Have you noticed how often both local and national television news relies on Google Earth to zoom in on the location of a story? Well now we can do the same thing in the classroom to follow current events.

In his Google Earth Blog, Frank Taylor pointed out a new real time news layer in Google Earth from the New York Times. This layer opens automatically-- no need to download a KML file-- provided you've turned on the "Geographic Web" layer. Frank also referenced one of his earlier blog posts about CBS News providing an RSS feed of a KML file that can be saved in Google Earth. Check out the picture: there are recognizable icons for both organizations. Clicking one opens up a "bubble" like the one shown here.

Near the bottom of the list you'll find the Google Earth feed along with instructions on how to use it.

Friday, April 04, 2008

The Sketchup Show

I've seen Google sketchup in action and it is fantastic! I've even used it to design the renovations in our church chancel area (but I'm by no means an expert). Well, on my long list of things I wish I had time to do is to learn more about Sketchup. Today I came across a very long list (44!) of videos on 'The Sketchup Show.' Looks very interesting! They even have an iTunes feed. And in case you didn't know, Sketchup is FREE in its basic version from Google:

"Flickrizing" Google Earth

AMAZING! After watching the video, check out the Viewfinder website:

Set your Tivo or VCR for Wednesday, 4/9, 10 PM, ABC

Follow the Olympic torch in Google Maps, Google Earth

If you don't already have Google Earth maybe this will motivate you to finally download and install it. You can follow the Olympic torch as it makes its way to China for the Summer Olympics. Along the way there will be "bubbles" with info about the cities it's passing through. You can also follow in Google Maps. More info and embeddable code for your blog or website at:

Tuesday, April 01, 2008

Explore Web 2.0 apps on 25 Tools

Jane Hart has created a Ning for 25 Tools. Here's her description:
"...this programme contains a mix of personal productivity tools (for managing personal learning) as well as authoring tools (for creating learning solutions) and that many of the tools are Web 2.0 tools that promote a social, collaborative, sharing approach to learning. " These are the "25 free tools every learning professional should have in their Learning Toolbox."

You can join too!

View my page on 25Tools

Have you heard of Cha Cha???

No, not the dance, the "revolutionary new mobile answers service for people on the go."

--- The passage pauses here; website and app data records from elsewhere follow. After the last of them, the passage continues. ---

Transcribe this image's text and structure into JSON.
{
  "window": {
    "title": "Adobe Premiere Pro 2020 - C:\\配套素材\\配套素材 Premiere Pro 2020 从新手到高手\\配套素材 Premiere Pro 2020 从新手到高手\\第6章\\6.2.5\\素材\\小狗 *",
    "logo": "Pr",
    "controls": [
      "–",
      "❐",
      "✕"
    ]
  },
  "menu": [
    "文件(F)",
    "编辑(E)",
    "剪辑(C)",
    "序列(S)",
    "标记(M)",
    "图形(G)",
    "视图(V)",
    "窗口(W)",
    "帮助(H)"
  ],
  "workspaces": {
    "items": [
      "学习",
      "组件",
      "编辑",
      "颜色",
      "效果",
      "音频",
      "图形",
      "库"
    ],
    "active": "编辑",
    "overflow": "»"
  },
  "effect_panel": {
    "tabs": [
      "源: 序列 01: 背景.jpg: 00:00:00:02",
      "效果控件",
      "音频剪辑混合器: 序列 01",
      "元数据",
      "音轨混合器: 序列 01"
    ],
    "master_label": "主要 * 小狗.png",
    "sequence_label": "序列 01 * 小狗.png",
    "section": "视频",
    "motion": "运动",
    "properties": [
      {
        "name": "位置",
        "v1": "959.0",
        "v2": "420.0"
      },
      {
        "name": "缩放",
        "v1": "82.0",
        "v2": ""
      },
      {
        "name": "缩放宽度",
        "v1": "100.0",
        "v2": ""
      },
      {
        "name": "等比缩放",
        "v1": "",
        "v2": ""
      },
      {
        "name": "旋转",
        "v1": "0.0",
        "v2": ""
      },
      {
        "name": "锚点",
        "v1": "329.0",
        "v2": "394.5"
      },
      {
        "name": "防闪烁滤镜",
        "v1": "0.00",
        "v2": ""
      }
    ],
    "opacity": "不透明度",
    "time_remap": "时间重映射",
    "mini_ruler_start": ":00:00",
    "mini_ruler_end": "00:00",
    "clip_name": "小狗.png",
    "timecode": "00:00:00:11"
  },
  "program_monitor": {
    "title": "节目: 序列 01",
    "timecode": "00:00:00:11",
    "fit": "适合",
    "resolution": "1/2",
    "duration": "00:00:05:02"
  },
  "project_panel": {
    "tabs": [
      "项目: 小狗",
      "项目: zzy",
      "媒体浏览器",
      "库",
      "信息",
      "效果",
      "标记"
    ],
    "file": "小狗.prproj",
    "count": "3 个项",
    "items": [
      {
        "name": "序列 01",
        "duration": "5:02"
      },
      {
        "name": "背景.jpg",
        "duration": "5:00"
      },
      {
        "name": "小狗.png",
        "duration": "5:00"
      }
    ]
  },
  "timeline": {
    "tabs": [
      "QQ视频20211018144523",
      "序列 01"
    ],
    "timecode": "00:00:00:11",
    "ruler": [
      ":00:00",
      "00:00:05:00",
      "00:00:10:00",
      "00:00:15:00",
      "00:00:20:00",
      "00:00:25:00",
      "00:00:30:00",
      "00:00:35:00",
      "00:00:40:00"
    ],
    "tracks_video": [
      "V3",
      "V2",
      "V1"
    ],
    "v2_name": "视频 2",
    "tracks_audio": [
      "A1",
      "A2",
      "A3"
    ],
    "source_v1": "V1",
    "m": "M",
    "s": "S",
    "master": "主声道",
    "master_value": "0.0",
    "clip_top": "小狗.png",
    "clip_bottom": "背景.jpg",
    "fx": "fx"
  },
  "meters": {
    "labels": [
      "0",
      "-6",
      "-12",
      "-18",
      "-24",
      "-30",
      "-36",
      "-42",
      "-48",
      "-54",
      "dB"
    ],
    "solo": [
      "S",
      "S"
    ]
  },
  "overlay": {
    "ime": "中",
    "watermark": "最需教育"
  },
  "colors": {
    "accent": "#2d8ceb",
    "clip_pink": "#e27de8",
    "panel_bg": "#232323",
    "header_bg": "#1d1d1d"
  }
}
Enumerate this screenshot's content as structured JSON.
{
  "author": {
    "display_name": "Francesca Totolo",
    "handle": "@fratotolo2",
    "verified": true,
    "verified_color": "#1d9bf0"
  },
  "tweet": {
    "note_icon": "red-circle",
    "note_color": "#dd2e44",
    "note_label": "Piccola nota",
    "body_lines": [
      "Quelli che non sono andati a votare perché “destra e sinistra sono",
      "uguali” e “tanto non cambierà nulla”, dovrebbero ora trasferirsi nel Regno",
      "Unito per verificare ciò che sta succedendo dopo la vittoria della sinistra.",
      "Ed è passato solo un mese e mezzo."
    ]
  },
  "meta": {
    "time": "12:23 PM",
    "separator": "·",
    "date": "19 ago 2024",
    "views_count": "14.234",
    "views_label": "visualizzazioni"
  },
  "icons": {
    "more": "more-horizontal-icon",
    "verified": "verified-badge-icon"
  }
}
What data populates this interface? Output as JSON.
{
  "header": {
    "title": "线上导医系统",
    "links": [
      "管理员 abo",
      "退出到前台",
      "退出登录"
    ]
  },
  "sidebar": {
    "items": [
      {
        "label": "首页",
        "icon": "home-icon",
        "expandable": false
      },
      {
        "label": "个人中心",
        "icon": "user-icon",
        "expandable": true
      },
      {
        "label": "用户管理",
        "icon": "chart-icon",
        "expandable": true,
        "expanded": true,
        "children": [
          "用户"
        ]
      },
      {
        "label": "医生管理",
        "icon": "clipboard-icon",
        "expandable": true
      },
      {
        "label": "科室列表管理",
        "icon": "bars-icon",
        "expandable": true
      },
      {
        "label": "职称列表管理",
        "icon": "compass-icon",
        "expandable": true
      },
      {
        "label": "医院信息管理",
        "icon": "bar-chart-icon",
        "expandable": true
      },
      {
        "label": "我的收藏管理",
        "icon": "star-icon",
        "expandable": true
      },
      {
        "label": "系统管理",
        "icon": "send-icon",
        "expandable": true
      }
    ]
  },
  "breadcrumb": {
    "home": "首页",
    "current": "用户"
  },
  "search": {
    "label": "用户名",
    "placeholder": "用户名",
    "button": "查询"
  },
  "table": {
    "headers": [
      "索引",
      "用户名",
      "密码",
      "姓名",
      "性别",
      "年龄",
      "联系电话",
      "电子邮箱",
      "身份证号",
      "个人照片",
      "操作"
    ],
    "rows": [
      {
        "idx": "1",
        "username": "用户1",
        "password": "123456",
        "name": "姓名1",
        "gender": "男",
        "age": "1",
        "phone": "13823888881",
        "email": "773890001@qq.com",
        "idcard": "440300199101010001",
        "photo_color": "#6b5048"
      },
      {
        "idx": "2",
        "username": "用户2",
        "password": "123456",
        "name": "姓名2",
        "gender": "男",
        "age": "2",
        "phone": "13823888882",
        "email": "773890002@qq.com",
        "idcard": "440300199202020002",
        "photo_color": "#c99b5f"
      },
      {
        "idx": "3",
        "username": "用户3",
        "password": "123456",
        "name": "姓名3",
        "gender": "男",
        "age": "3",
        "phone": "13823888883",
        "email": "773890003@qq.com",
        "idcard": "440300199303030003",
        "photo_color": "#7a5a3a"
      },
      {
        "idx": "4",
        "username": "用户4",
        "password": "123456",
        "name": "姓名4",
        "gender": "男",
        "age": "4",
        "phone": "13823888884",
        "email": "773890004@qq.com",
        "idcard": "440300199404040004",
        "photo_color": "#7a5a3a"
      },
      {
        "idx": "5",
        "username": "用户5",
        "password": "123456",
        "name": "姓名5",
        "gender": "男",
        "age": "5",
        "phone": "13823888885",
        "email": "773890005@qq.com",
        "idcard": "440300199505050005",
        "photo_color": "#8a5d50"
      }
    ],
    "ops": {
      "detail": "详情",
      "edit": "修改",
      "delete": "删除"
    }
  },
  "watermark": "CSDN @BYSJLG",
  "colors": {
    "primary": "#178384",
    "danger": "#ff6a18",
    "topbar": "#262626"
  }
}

Cha Cha's "Guides" will answer your question via text message. Unlike the Google Mobile service (try this cool demo), you don't have to send your question via text-- you can actually call 800-2chacha on your mobile phone and ASK your question! In just a few minutes you'll get your answer.

I can't wait to try it! Check it out and learn more about how it works at: